Three prominent civic leaders from
the Asian and Pacific Islander (API) communities shared their experiences and
insights as members of ethnic minorities and activists with students in the
School of Public Affairs in a forum on “If I Only Knew. . .” Lessons from API
Political ecologist and Urban Planning Professor Susanna Hecht argues that human activity has affected the environment in sometimes positive ways. In an interview in Yale’s Environment 360, she talks about the conservation values of inhabited environments. She says “There has been a recognition that inhabited environments can have major conservation values. If we have lots of people with forests we should be thrilled.

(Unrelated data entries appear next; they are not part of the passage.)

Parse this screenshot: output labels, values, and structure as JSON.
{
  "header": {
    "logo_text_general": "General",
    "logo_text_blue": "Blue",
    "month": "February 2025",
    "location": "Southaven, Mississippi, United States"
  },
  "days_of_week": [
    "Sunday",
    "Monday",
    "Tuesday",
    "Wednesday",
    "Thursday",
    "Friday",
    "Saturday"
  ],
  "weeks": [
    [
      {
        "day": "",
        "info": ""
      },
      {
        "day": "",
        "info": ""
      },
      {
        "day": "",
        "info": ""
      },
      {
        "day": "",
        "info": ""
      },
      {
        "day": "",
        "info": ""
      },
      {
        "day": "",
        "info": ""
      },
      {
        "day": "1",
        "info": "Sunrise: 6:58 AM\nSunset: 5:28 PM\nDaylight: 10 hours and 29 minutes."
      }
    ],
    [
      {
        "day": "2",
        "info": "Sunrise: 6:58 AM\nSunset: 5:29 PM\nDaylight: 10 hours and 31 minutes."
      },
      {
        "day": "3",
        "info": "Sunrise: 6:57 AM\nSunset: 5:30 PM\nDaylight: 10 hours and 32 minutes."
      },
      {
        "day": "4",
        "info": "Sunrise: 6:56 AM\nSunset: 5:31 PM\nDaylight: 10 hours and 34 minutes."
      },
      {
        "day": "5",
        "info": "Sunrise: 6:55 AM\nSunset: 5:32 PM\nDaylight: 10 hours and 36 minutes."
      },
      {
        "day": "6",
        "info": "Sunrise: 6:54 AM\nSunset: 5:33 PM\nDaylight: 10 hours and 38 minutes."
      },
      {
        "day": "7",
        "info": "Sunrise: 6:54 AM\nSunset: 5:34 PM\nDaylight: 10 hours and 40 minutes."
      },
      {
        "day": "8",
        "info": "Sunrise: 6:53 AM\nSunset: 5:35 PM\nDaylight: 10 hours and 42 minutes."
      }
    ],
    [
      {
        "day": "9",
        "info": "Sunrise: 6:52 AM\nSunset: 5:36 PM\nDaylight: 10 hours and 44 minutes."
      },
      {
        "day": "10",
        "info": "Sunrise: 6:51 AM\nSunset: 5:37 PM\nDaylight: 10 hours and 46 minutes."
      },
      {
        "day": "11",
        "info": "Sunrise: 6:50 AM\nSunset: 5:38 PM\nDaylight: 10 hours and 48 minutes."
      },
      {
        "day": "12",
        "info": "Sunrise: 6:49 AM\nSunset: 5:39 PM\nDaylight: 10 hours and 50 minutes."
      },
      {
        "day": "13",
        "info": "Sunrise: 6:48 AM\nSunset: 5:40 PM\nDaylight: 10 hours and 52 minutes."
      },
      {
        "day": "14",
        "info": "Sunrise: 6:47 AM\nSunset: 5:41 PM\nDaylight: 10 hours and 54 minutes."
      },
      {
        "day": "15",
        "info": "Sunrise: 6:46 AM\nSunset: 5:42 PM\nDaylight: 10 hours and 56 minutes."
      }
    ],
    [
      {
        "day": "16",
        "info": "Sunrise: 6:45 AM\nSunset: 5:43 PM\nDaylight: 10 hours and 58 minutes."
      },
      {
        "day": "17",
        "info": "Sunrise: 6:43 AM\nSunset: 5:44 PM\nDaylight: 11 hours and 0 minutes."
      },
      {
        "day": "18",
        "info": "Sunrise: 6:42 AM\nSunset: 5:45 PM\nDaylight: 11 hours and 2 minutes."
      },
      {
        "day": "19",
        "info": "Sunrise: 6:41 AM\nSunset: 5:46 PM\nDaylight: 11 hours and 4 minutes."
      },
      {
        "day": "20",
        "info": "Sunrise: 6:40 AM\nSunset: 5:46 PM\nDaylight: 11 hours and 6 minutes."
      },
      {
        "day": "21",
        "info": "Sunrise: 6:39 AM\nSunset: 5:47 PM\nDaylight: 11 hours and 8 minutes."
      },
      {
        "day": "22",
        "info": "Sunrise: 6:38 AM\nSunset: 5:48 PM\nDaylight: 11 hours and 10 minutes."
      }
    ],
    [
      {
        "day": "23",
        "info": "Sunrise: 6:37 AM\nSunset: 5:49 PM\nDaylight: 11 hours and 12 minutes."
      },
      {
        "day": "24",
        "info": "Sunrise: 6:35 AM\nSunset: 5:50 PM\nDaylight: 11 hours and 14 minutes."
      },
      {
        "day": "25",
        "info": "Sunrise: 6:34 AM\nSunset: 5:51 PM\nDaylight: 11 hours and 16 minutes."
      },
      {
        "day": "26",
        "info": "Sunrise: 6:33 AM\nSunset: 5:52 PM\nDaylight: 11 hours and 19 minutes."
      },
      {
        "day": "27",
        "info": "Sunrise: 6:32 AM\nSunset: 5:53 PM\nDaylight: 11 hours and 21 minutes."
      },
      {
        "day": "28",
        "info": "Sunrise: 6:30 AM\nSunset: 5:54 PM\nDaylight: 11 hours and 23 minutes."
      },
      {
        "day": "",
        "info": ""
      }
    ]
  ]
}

Deadline is 5:00
PM, Friday, June 3, 2011.
The Lewis Center
sponsors an annual student GIS project contest to promote the use of spatial

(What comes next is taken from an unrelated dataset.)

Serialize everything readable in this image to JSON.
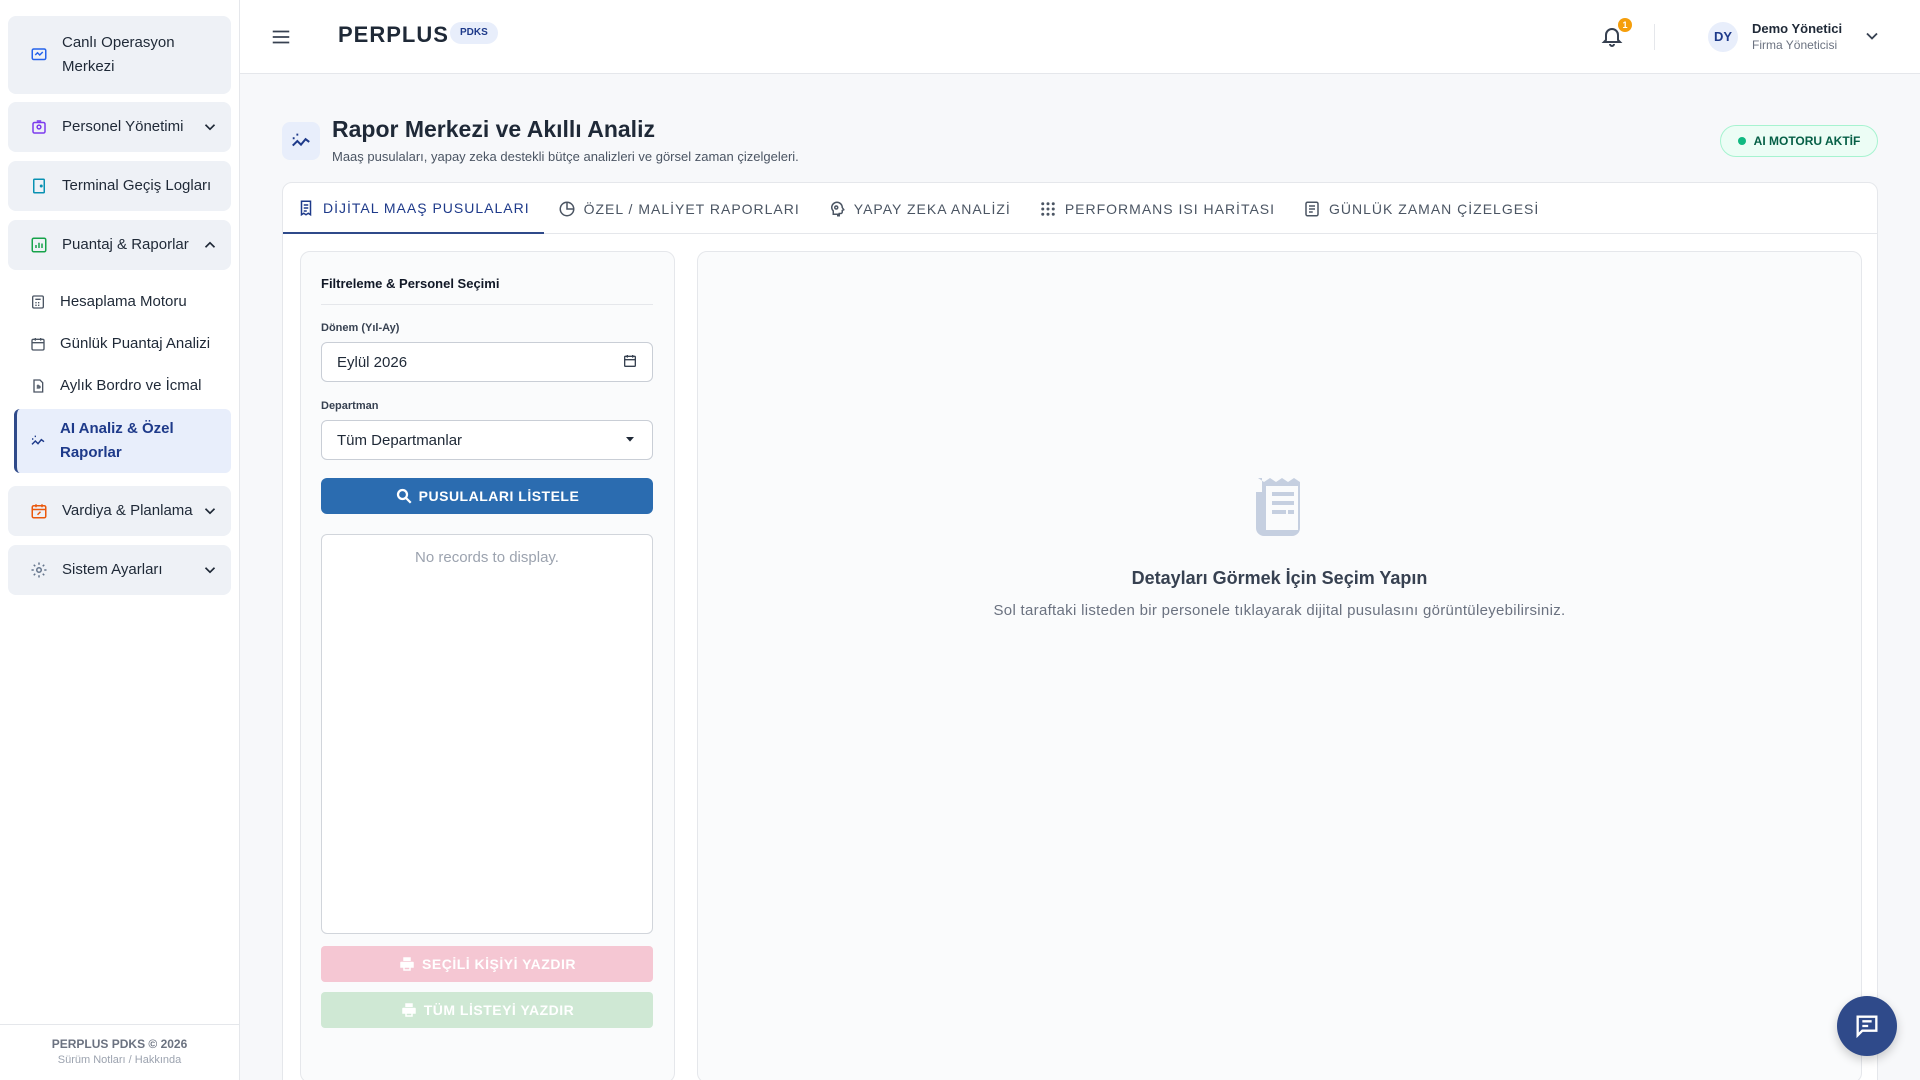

analysis and geographic techniques in the study of California planning and
policy issues. Three winners will receive stipends in the following amounts:
-1st Place - $500
-2nd Place - (2)
awards, $250 each
be submitted on 8.5” x 11” professional style hard-copy format, and should
-A planning or
policy research question relating to the Southern California region.
2010-1011 academic year, the Lewis Center is supporting The Harvey Perloff
Lectures on the Future of Urban, Regional, and Planning Scholarship, organized
by the Department of Urban Planning at UCLA, in honor of planning pioneer and
long-time UCLA Dean Harvey S. Perloff. Department faculty nominated a diverse
array of urban, regional, and planning scholars to be part of this series,
ranging from preeminent senior scholars to young scholars doing cutting-edge
research. From amongst these nominations, a range of preeminent scholars have
The board of the American Academy for Social Work and Social Welfare has announced its list of 2011 inductees into the organization; among this select group is UCLA Social Welfare professor and chair Robert Schilling. In his research, Rob Schilling seeks to develop, adapt, and test sociobehavioral interventions designed to ameliorate social problems of low income populations.
What youth in gangs need most are adults who are present to help them work through their personal issues, and a positive attitude, according to Los Angeles County Sheriff Lee Baca, the fourth speaker in the 2010-2011 series “Gangs: Intervention Strategies to Break the Cycle of Violence.”
The Complete Streets for Los Angeles
conference, hosted by the UCLA Lewis Center, the UCLA Luskin Center for
Innovation, and the Los Angeles County Department of Public Health RENEW
Program on February 25th, 2011, brought together over 250
participants for a full day of presentations, discussion, and networking. UCLA
Professor J.R. DeShazo said the event, held at the Japanese American National
Museum in downtown Los Angeles, was an opportunity to discuss alternative
street designs to create better public spaces, craft a Complete Streets vision
By Lauren Appelbaum and Chris Tilly
After nearly two years of recession, the United States economy
entered a period of slow recovery in the third quarter of 2009. However,
despite seven quarters of GDP growth, jobs have just barely started to
On March 15, 2011, UCLA Luskin School of Public Affairs Department of Social Welfare students traveled to Long Beach to deliver the findings of a four month assessment project tasked with analyzing how collaboration and community can work together to build a strong and vibrant MacArthur Park/Whittier School Neighborhood.